With their first LP in seven years on the way, Wolf Parade have announced a gig in The Button Factory on November 20th
The soaring choruses, rousing anthems, sprawling guitars and chaotic keys that make up Wolf Parade are on proud display over the course of Cry Cry Cry, the band’s thunderous first album in seven years.
That unique combination of sounds and influences, spearheaded by electric co-frontmen Spencer Krug and Dan Boeckner—a complex yet relatable, energetic brew of glam, prog, synth-rock, and satisfying discomfort—helped define 2000s indie rock with three critically celebrated albums, and propelled a growing Wolf Parade fandom even after the band went on a then-indefinite hiatus in 2010.
The upcoming return marks their first to be produced by Pacific Northwest legend John Goodmanson (Bikini Kill, Sleater-Kinney, Unwound) at Robert Lang Studios outside of Seattle, and is accompanied by a renewed focus and the creativity of a band that took their time getting exactly where they needed to be. It’s also a homecoming to Sub Pop, which released all three of the band’s previous albums.
“The band itself is almost a fifth member of the band, something more or at least different than the sum of its parts,” says Krug. “We don’t know who or what is responsible for our sound, it’s just something that naturally and consistently comes from this particular combo of musicians.” “Once we got back together, I was playing guitar, writing and singing in a way that I only do while I’m in Wolf Parade,” says Dan Boeckner, who shares primary lyrical and singing duties with Spencer. “It’s just something that I can’t access without the other three people in the room.”
In the time apart, the band scattered geographically and focused on family and other work–Spencer on his solo project Moonface, Dan on his bands Handsome Furs, Operators, and Divine Fits (with Spoon’s Britt Daniel), and Dante De Caro on records with Carey Mercer’s Frog Eyes and Blackout Beach. And that time allowed for an even stronger, tighter band to emerge.

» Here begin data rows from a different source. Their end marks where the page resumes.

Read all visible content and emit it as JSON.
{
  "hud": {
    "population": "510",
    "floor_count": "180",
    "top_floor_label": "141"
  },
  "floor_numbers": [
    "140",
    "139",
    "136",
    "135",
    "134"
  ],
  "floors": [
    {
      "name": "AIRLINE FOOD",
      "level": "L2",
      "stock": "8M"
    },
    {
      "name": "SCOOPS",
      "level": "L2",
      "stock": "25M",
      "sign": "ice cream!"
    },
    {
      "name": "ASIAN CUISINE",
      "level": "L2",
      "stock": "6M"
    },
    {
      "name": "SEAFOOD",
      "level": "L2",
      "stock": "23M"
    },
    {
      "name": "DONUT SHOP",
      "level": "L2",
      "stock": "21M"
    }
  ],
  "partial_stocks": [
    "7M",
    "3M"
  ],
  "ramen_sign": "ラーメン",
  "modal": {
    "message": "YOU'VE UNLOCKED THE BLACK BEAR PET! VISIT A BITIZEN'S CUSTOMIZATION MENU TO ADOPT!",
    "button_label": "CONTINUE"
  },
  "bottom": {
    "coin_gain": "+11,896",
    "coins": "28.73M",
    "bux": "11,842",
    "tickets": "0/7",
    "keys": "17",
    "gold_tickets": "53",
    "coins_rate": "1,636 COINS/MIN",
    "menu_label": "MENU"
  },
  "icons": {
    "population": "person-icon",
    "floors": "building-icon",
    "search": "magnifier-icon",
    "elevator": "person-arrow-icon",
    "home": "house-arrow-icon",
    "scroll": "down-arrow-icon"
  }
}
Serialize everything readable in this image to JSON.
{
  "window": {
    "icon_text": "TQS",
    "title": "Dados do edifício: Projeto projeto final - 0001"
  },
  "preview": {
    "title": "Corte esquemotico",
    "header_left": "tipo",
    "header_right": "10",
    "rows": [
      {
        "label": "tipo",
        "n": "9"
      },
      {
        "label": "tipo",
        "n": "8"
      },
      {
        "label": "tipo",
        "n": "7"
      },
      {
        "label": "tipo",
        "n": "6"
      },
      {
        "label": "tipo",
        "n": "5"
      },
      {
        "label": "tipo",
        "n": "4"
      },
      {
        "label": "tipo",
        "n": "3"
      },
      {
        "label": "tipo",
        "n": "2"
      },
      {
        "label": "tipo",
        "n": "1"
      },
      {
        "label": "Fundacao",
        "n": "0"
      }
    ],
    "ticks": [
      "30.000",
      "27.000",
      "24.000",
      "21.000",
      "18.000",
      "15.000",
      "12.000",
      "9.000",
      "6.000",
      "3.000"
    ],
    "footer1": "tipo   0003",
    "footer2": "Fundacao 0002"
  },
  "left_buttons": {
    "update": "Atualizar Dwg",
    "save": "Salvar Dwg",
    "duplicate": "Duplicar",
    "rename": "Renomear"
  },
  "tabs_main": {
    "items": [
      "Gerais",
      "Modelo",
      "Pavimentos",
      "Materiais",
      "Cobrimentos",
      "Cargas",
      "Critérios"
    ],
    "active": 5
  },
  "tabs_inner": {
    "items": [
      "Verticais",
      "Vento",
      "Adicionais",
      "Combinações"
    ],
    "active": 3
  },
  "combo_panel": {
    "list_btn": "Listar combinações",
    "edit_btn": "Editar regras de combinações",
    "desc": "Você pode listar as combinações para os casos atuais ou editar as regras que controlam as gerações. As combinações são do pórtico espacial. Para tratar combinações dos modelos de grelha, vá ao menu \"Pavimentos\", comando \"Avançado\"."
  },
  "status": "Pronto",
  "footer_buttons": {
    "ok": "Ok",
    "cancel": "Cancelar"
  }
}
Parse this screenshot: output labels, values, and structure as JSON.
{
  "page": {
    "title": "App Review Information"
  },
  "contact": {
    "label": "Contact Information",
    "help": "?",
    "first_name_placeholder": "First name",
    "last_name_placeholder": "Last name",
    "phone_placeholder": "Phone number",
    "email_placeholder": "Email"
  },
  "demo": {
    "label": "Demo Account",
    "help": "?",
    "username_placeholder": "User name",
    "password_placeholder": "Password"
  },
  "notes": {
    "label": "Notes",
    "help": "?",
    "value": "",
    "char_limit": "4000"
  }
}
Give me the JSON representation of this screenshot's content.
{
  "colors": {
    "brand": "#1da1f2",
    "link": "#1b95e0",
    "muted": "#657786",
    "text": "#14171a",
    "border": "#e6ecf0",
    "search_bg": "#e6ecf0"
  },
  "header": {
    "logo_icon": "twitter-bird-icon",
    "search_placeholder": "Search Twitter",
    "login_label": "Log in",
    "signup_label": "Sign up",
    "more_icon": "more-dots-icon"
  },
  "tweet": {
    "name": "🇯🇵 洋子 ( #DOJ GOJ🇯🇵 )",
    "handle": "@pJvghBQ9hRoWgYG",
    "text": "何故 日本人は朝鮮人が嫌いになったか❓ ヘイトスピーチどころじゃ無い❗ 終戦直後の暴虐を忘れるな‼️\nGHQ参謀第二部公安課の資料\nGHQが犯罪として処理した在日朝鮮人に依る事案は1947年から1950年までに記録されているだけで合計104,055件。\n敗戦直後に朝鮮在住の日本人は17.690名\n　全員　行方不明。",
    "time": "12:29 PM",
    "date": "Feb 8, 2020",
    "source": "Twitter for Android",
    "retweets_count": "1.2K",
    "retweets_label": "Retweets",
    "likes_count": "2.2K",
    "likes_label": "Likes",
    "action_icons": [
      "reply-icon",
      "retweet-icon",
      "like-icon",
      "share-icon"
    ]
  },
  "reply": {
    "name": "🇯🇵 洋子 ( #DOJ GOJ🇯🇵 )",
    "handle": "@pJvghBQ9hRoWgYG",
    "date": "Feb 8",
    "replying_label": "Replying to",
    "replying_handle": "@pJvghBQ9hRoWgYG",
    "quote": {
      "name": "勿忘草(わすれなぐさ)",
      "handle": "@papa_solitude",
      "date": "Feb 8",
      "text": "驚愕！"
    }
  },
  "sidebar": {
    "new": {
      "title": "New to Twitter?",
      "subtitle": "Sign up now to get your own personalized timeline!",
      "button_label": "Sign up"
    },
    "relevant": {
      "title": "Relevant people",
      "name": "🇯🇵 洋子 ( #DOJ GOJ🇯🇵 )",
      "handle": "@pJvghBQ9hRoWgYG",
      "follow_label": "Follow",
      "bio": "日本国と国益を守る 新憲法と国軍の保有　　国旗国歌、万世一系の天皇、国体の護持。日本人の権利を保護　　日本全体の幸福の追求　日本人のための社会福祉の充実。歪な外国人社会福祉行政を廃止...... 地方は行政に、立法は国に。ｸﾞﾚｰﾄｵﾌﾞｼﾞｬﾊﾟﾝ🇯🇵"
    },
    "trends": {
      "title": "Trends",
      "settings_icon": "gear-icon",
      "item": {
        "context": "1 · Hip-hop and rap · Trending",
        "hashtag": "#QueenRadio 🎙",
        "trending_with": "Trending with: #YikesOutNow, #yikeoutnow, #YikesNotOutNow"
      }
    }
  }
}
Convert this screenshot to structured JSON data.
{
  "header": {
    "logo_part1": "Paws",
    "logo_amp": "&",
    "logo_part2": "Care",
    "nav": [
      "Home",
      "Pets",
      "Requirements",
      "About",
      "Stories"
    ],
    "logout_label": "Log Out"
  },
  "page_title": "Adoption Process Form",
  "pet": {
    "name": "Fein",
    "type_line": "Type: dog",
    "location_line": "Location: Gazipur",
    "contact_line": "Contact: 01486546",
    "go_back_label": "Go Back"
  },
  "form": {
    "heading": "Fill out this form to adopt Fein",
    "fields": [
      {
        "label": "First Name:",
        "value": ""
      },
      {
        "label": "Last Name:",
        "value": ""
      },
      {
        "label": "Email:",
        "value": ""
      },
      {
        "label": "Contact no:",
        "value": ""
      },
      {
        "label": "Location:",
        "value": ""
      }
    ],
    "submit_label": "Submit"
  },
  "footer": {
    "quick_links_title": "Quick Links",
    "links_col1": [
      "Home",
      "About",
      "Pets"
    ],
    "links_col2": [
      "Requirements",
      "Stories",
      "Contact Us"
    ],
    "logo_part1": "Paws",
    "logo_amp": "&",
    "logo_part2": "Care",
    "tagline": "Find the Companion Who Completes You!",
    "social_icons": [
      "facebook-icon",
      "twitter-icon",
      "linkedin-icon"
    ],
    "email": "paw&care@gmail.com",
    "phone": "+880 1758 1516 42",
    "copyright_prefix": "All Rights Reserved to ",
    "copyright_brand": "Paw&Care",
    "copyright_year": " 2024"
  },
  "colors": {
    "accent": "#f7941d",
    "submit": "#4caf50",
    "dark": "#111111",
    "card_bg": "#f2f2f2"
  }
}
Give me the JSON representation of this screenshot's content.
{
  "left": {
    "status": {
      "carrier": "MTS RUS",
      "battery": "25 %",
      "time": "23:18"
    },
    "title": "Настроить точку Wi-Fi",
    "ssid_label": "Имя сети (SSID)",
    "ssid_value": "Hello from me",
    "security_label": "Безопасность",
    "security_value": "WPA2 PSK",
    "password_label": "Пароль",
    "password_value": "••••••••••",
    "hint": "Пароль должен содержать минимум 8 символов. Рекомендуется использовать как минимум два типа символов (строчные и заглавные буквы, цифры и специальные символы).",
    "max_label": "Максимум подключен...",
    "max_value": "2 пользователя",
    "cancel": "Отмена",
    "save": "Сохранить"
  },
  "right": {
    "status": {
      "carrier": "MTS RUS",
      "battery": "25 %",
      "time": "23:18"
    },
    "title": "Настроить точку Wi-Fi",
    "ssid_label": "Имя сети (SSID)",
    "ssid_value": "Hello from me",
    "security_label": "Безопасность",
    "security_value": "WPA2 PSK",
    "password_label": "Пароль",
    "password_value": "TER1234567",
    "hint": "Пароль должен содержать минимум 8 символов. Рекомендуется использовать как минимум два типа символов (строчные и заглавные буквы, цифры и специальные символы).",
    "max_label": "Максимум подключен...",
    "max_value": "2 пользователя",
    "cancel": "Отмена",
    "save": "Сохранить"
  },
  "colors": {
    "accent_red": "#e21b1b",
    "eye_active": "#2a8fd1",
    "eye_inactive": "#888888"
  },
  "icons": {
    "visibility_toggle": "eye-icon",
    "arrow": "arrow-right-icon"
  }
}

Eventually, Spencer, Dante, and Arlen found themselves all back living on remote Vancouver Island, accompanied by a population density less than that of Alaska, and the tranquility that leads to creative emanations like a government-sponsored bathtub race. With Dan on the same coast in Northern California, discussions began about picking things up where they left off.
“All of our albums are always a reaction to our last one,” says Arlen. “Expo 86 (2010) was about as sparse as we get, which is usually still pretty dense, and this time we wanted to make the palette a little larger.” Adds Dante, “Expo was a real rock record. We just sort of banged it out, which was kind of the point.” Cry Cry Cry, on the other hand, is more deliberate in its arrangements and embrace of the studio process. The album carries a sense of uprising that is not unrelated to Wolf Parade’s renewed determination to drive the band forward in uncertain times.
Welcome to Cry Cry Cry.
Let’s rage against the night – “Lazarus Online” (Spencer Krug)
Aiken Promotions present
The Button Factory, Dublin
20 November 2017
Tickets are on sale now priced €20 from http://www.ticketmaster.ie & their agents.